Dobbs was the greatest victory pro-lifers could have hoped for — and many thought would never happen. But now, it seems as if many in the GOP would prefer it hadn’t. Did they not take the March for Life seriously? Did they not realize these protesters were absolutely speaking from conviction? Back in 2017, Louis C.K. opened his comedy special by talking about the issue. “People hate abortion protesters — ‘They’re so shrill and awful,’” he said. “They think babies are being murdered! What are they supposed to be like? ‘Huh, it’s not cool, I don’t want to be a dick about it though. I don’t want to ruin their day as they murder several babies all the time.’” The fact that a secular comic understands more about pro-lifers than your average Republican consultant is not an encouraging one.
Much of the challenge for Republicans has to do with the age of the Ameri- can electorate. Fifty percent of 2016 voters were born before 1965. Now Trump is trying to win over an electorate where that age cohort — through attrition, Covid and the rising numbers of millennials and zoomers — could drop as low as 40 percent. According to some calculations, a third of expected voters next year will have been born after 1980.

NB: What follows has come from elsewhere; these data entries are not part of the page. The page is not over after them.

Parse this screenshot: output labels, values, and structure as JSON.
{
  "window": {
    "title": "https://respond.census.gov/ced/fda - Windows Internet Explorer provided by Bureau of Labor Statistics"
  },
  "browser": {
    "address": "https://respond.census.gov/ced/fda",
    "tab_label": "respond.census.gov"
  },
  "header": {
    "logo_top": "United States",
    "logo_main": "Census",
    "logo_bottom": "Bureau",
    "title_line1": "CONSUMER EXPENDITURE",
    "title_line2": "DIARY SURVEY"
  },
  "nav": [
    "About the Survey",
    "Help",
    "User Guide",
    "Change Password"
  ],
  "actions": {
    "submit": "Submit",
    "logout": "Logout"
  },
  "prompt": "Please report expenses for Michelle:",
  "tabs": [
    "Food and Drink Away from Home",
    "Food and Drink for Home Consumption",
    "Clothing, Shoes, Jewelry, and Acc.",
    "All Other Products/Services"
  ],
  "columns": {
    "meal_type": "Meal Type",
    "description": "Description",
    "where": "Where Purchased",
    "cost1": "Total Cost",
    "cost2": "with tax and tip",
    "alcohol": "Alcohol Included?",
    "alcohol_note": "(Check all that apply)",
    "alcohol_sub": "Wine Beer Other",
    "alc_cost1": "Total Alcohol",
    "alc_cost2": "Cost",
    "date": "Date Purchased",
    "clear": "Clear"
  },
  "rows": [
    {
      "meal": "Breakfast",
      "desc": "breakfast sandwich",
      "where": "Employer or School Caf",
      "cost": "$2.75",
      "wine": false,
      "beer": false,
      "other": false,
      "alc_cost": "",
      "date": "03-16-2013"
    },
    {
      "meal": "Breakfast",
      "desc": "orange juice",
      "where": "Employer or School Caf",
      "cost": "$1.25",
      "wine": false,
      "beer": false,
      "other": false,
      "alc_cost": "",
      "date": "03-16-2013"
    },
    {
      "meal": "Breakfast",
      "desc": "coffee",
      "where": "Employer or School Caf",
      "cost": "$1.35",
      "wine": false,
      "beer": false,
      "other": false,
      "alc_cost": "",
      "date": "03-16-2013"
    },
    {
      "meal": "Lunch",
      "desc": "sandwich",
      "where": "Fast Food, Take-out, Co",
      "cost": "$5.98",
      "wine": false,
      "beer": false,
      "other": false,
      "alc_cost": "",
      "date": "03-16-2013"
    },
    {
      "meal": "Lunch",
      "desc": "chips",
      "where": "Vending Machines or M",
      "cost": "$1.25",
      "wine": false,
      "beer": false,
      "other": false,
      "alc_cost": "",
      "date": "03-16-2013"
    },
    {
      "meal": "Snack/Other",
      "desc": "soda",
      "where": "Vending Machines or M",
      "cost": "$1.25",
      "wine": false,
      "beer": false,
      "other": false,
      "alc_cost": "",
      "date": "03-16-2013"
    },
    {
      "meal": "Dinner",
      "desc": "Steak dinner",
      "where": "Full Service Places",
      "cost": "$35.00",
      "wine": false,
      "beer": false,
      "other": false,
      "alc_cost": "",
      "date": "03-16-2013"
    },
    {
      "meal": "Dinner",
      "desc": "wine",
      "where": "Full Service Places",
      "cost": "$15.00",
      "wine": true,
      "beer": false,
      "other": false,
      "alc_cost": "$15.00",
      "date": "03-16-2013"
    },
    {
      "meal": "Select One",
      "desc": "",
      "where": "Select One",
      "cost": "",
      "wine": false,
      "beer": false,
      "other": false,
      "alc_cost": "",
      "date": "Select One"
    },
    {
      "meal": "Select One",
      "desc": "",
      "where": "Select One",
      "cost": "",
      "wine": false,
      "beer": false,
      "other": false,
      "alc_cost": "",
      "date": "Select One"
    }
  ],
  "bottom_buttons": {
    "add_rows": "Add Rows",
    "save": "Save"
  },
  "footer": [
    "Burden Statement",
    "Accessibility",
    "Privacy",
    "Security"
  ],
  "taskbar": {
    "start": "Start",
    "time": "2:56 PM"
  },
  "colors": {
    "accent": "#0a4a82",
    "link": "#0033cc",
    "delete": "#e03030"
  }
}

On its surface, this is bad for the GOP. But the other side of that equation is that in both 2022 (relative to the 2018 midterms) and 2020 (relative to the 2016 presidential), the biggest positive shift for Republicans was in the thirty-to-forty-four age bracket. Elder millennials, finally having the kids and mortgages they delayed for so long, are drifting right.
The general sense that pro-life voters have is that Republicans are ill-equipped to argue on the issue — that the Haley wing is dominant in Washington, and without the insurance of Roe’s permanent status, people who could tout their 100 percent pro-life ratings at little risk are running scared.
Perhaps this was inevitable given how much this had been an argument about the courts, to the exclusion of real political movement, for almost fifty years. But everything indicates ceding the ground to the left by refusing to talk about the issue is a huge mistake. Governors like Florida’s Ron DeSantis, Texas’s Greg Abbott, Georgia’s Brian Kemp and Ohio’s Mike DeWine all endorsed strong state-level bans after Dobbs — and all had to defend them in re-election runs where they each clobbered well-funded Democratic opponents. Pro-life politicians can win, even if pro-life ballot issues can’t.
Perhaps that’s because those ballot issues require American voters to take a definitive position on something they’d rather not. In his book The Nineties, Chuck Klosterman writes about the different country of only thirty years ago:
No stories were viral. No celebrity was trending. The world was still big. The country was still vast. You could just be a little person, with your own little life and your own little thoughts. You didn’t have to have an opinion, and nobody cared if you did or did not. You could be alone on purpose, even in a crowd.
Today’s social media era doesn’t just affect politicians. It is full of risk and danger for average people as well. The idea that the people should decide which abortion policy is right or wrong — whether it is moral or immoral, what should be allowed in the hardest cases — invests enormous authority in individuals who would rather not have to decide which side to take on a polarizing issue. It’s easier to just keep your head down and say nothing than use the wrong hashtag and have someone in your family never talk to you again.
This is the world Republican political leaders face, and it’s not going to change. So it’s probably best to get the elephants lined up facing the same direction. They’ve got a year to do it — or they’ll face that Pyrrhic end at the ballot box.
This article was originally published in The Spectator’s October 2023 World edition.